▸ **What is needed**
Look through the records that follow and state how many lines hold the word "title", without adding anything.

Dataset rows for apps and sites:
****************************************

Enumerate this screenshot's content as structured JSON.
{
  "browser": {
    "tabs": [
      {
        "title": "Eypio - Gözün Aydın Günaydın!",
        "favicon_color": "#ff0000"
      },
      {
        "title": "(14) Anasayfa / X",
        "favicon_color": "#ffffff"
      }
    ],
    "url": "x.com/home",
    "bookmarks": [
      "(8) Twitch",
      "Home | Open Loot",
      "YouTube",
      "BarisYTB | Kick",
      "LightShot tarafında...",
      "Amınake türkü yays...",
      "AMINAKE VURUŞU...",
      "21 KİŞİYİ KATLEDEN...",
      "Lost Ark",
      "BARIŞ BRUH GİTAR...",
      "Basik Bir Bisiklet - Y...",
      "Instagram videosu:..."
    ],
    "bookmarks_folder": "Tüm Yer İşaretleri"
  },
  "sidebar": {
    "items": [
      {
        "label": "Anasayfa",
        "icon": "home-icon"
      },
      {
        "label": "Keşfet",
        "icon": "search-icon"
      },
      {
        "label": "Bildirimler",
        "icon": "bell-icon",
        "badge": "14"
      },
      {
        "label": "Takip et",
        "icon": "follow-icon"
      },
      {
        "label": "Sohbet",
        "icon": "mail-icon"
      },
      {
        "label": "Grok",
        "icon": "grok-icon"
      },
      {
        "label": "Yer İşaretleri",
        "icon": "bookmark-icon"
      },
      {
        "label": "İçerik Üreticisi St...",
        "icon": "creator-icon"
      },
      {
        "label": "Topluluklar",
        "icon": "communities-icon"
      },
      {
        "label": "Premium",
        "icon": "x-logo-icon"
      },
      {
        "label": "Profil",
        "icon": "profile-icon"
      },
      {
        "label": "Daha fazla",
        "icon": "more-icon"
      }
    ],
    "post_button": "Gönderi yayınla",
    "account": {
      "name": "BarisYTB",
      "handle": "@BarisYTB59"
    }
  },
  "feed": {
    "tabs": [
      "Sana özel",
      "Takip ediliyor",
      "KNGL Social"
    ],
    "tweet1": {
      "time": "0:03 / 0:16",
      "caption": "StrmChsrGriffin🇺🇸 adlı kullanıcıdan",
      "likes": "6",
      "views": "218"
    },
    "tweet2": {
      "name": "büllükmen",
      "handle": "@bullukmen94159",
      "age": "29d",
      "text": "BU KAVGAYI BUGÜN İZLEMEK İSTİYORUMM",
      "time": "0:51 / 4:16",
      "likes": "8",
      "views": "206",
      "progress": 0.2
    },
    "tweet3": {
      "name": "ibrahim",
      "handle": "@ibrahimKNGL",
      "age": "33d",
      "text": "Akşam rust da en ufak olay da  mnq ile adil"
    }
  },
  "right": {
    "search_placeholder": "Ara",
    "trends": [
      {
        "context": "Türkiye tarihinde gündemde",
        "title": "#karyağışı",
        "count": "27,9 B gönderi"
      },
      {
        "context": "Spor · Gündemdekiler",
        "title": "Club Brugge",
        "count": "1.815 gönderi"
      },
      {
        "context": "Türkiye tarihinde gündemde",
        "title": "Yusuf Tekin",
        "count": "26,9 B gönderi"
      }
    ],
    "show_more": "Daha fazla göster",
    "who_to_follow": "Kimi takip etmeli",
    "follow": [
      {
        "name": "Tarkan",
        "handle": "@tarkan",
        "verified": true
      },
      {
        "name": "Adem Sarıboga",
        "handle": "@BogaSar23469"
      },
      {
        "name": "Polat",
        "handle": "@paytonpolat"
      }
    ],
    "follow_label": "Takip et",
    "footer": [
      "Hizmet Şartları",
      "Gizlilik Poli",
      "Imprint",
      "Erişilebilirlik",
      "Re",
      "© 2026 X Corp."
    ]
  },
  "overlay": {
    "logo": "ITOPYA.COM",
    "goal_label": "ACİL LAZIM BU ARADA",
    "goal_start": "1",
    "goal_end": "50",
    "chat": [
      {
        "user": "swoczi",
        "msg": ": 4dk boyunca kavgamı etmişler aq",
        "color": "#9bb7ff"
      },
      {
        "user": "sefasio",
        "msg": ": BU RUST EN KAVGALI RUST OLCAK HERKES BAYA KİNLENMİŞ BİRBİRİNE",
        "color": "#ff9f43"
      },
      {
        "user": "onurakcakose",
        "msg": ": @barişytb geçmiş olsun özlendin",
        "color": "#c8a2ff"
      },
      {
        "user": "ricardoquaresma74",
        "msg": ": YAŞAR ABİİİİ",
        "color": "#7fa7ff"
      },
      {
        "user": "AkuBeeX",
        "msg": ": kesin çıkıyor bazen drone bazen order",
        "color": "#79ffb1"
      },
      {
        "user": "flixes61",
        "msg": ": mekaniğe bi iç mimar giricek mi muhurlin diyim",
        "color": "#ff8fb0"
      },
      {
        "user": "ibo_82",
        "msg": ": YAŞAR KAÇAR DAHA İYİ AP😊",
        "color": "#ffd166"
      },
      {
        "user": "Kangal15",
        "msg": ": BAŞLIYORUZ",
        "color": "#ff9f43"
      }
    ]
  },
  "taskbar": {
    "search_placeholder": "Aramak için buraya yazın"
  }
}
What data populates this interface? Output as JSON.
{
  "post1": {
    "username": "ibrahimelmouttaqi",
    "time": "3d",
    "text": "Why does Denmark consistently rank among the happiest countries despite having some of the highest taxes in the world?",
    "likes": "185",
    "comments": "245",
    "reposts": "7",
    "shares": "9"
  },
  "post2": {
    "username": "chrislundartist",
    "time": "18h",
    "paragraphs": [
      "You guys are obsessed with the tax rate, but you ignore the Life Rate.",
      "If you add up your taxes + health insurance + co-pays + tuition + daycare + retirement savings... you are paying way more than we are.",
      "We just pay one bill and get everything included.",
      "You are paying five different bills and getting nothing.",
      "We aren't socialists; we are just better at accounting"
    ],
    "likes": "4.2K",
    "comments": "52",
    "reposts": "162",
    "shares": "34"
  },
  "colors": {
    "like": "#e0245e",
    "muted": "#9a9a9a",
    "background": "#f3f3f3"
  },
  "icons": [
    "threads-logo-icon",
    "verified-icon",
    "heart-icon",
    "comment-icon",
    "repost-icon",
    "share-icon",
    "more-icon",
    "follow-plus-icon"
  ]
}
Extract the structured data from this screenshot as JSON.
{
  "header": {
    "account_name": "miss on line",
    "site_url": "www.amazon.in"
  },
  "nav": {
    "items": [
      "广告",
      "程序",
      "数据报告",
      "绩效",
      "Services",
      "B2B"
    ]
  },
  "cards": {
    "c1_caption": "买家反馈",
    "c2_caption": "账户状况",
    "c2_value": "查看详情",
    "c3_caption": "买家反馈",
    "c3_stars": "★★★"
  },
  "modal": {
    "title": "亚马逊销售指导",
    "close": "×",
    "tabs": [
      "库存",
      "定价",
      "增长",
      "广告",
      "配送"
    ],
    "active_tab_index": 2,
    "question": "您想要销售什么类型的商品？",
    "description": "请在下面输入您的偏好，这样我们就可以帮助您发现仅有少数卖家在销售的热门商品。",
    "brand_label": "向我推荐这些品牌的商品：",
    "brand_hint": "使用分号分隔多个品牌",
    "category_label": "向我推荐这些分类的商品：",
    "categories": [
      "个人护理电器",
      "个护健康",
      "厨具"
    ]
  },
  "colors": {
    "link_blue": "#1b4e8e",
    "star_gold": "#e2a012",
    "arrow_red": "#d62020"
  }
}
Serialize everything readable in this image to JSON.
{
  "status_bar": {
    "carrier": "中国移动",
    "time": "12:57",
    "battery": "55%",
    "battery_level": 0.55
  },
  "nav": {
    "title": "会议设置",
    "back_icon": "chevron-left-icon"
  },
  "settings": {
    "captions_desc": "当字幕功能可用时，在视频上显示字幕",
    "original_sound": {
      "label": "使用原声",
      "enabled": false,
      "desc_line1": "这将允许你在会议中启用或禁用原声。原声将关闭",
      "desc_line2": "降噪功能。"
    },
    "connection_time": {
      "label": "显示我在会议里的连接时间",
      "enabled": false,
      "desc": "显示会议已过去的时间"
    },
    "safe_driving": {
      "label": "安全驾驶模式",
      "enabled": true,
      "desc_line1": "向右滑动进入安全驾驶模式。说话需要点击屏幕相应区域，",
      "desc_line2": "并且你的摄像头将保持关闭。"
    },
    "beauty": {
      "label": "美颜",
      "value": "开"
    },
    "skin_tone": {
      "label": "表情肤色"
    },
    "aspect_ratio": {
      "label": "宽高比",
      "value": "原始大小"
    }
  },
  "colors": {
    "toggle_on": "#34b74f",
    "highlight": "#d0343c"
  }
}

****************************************

▸ **Written solution**
7